» DATA EXTRACTS:
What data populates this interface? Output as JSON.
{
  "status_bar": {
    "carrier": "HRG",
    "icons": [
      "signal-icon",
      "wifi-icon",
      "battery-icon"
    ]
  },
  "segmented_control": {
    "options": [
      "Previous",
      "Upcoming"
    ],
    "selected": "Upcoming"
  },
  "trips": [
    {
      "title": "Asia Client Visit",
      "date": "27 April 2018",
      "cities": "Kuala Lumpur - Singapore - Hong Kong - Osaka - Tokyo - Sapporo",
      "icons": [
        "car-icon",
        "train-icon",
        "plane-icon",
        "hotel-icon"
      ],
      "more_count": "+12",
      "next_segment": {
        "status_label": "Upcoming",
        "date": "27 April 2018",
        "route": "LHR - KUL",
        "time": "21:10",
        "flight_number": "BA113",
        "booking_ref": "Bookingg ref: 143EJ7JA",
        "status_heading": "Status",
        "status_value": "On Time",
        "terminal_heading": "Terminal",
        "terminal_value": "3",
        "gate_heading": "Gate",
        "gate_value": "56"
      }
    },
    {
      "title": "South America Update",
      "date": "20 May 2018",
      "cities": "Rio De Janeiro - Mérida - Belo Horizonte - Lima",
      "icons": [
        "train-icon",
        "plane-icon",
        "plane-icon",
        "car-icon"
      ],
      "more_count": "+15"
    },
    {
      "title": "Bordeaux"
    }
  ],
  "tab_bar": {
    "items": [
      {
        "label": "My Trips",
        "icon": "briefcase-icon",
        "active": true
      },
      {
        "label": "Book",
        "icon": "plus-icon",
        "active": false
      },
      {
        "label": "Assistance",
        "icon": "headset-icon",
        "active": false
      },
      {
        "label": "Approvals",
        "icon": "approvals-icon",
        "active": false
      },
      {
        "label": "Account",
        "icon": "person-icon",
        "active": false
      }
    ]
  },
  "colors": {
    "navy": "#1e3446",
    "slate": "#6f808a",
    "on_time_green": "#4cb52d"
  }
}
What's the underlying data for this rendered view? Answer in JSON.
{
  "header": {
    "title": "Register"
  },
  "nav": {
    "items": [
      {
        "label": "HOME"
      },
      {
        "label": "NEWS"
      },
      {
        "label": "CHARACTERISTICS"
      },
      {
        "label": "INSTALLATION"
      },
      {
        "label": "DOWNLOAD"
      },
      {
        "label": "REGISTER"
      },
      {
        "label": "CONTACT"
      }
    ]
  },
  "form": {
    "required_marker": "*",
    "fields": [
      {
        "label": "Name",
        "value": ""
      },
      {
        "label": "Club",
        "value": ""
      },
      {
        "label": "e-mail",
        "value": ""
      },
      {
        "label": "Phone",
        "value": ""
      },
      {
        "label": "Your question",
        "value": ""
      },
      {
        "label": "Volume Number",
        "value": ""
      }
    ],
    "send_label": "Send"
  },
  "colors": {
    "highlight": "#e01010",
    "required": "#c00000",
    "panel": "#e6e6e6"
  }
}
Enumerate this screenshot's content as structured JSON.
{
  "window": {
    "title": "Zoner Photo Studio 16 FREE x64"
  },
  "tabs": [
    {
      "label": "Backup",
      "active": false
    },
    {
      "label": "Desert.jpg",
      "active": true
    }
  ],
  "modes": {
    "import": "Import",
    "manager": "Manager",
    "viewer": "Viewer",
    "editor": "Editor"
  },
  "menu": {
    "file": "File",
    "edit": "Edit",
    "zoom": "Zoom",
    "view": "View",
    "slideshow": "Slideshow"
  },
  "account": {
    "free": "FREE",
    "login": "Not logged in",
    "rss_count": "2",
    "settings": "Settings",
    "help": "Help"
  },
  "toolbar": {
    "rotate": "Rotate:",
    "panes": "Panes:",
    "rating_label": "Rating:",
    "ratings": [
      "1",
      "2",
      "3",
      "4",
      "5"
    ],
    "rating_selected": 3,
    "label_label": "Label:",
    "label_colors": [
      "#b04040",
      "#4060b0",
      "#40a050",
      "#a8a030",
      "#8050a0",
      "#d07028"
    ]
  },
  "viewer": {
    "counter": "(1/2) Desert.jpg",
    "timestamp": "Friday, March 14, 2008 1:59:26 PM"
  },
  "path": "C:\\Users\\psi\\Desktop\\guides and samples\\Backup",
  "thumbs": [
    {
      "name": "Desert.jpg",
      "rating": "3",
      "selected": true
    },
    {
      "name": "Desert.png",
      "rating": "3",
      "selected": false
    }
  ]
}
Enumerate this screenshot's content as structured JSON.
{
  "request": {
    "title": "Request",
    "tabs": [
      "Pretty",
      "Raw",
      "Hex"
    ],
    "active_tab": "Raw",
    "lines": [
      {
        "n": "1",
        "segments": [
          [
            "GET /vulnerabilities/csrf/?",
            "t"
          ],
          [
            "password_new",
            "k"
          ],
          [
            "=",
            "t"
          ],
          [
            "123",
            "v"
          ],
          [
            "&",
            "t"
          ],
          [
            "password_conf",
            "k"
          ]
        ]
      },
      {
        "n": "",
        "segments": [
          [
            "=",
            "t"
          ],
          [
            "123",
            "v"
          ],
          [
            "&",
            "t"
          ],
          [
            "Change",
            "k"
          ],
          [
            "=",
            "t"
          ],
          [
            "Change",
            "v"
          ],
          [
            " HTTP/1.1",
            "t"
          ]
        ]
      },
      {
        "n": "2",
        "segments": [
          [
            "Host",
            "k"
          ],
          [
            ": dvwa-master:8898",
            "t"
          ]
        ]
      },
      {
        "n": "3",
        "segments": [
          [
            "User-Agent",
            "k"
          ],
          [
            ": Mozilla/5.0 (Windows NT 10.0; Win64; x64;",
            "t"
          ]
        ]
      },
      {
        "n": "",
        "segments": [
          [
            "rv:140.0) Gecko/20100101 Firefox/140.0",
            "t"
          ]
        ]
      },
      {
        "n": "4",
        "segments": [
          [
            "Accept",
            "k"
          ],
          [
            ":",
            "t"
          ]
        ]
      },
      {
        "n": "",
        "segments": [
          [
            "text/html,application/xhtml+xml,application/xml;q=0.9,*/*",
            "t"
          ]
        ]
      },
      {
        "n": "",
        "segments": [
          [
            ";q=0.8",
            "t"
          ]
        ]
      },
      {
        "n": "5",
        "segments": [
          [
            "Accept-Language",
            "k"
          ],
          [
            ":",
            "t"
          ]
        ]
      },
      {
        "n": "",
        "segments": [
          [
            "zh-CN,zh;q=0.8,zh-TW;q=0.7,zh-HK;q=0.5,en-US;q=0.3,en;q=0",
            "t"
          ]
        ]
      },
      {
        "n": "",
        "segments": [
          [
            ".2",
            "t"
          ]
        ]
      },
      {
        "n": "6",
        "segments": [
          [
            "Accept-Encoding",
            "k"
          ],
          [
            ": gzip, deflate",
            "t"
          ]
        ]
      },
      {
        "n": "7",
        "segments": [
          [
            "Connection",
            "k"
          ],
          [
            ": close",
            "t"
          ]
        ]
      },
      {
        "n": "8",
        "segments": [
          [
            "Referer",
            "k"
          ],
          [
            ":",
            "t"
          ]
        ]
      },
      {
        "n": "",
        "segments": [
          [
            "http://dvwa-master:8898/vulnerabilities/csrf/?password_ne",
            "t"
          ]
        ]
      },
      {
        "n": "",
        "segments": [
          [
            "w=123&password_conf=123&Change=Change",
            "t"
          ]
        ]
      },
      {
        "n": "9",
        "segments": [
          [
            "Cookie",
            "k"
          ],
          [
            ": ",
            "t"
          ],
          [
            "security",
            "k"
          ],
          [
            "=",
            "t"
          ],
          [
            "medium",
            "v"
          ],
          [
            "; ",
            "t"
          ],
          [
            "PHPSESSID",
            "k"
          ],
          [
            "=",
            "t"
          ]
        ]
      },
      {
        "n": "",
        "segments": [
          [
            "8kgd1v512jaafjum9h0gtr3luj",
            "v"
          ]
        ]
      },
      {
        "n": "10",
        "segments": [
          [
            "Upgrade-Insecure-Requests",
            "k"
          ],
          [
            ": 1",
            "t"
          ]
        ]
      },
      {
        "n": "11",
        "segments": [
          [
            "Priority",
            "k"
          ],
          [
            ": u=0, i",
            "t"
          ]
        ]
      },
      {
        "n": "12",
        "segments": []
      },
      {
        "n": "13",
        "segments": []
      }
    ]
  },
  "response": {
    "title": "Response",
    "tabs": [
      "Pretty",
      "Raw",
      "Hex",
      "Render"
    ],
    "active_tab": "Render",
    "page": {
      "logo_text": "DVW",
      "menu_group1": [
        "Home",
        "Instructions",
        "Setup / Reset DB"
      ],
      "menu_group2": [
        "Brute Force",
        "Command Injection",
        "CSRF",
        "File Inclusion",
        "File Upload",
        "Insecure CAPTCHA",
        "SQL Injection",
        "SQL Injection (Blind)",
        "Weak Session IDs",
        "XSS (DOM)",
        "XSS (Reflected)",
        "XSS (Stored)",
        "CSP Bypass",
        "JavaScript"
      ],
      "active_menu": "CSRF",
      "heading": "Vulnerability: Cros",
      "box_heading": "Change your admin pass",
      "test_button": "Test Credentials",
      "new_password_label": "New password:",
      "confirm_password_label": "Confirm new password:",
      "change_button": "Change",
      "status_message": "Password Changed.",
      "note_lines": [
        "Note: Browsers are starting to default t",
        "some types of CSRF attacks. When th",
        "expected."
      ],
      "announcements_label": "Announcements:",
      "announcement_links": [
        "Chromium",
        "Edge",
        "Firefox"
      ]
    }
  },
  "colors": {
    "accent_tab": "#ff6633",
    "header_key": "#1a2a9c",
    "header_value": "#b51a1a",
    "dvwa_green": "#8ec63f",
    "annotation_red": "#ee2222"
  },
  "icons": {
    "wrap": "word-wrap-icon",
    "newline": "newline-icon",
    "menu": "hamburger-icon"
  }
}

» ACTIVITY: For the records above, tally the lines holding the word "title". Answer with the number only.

» OUTPUT: 7